Here is the publisher’s description of the book:
Shakespeare and Moral Agency presents a collection of new essays by literary scholars and philosophers considering character and action in Shakespeare’s plays as heuristic models for the exploration of some salient problems in the field of moral inquiry. Together they offer a unified presentation of an emerging orientation in Shakespeare studies, drawing on recent work in ethics, philosophy of mind, and analytic aesthetics to construct a powerful framework for the critical analysis of Shakespeare’s works.
Contributors suggest new possibilities for the interpretation of Shakespearean drama by engaging with the rich body of contemporary work in the field of moral philosophy, offering significant insights for literary criticism, for pedagogy, and also for theatrical performance.
And here is the table of contents:
Introduction: Is Shakespeare a Moral Philosopher? Michael Bristol (McGill University, Canada)
Part I: The Agency of Agents
1. Moral Agency and Its Problems in Julius Caesar: Political Power, Choice, and History, Hugh Grady (Arcadia University, USA)
2. A Shakespearean Phenomenology of Moral Conviction, James A. Knapp (Eastern Michigan University, USA)
3. Wordplay and the Ethics of Self-Deception in Shakespeare’s Tragedies, Keira Travis (St. Francis Xavier University, Canada)
4. Excuses, Bepissing, and Non-Being: Shakespearean Puzzles about Agency, Richard Strier (The University of Chicago, USA)
Part II: Social Norms
5. Conduct (Un)becoming or, Playing the Warrior in Macbeth, Sharon O’Dair (University of Alabama, USA)
6. To “Tempt the Rheumy and Unpurged Air”: Contagion and Agency in Julius Caesar, Jennifer Feather (University of North Carolina, USA)
7. Moral Questions and Questionable Ethics in Measure for Measure and The Merchant of Venice, Kathryn R. Finin, (SUNY—Oneonta, USA)
8. “The oldest hath borne most”: the Burdens of Aging and the Morality of Uselessness in King Lear, Naomi C. Liebler (Montclair State University, USA)
Part III: Moral Characters
9. Quoting the Enemy: Character, Self-Interpretation, and the Question of Perspective in Shakespeare, Mustapha Fahmi(Université du Québec à Chicoutimi, Canada)

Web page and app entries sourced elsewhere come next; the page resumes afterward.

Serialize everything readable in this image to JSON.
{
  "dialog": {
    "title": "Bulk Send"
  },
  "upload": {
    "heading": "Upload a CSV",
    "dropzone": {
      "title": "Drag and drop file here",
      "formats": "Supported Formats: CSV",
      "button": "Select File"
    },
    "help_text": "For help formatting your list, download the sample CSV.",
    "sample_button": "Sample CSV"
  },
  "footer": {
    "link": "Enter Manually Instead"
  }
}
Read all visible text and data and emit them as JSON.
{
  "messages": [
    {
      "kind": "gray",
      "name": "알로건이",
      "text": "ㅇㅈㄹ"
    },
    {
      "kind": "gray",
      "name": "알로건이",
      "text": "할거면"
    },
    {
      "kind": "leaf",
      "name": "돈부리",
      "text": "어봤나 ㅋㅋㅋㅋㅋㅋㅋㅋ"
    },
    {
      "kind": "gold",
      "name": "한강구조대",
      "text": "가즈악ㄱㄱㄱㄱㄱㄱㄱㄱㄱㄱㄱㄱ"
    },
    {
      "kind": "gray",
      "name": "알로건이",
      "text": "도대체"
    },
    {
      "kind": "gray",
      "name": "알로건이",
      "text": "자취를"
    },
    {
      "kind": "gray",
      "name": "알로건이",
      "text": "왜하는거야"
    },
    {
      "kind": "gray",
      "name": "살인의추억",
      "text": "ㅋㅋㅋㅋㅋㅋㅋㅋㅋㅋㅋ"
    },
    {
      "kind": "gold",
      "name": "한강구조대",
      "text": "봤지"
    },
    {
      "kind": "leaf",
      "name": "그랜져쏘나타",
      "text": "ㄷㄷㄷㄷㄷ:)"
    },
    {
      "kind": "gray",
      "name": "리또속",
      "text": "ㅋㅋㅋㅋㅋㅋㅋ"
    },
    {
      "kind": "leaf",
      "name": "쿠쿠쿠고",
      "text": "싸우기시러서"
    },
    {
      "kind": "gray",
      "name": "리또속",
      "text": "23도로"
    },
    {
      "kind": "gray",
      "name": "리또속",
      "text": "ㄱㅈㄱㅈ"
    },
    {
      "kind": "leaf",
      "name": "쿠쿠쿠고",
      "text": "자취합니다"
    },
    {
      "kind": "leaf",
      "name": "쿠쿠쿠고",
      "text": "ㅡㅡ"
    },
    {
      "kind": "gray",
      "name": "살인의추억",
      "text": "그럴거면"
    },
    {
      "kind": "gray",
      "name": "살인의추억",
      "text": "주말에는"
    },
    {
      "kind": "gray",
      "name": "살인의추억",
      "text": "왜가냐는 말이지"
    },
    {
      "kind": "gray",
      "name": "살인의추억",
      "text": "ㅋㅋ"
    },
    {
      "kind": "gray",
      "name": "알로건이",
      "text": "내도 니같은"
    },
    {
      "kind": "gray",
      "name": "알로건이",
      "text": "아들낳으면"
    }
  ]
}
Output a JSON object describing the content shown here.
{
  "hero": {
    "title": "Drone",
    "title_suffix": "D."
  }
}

10. The Fool, the Blind, and the Jew, Tzachi Zamir (The Hebrew University, Israel)
11. Agent-Regret in Shakespearean Tragedy, Andrew Escobedo (Ohio University, USA)
12.Agency and repentance in The Winter’s Tale, Gregory Currie (University of Nottingham, UK)
13. What’s Virtue Ethics Got to Do With It: Shakespearean Character as Moral Character, Sara Coodin (McGill University, Canada)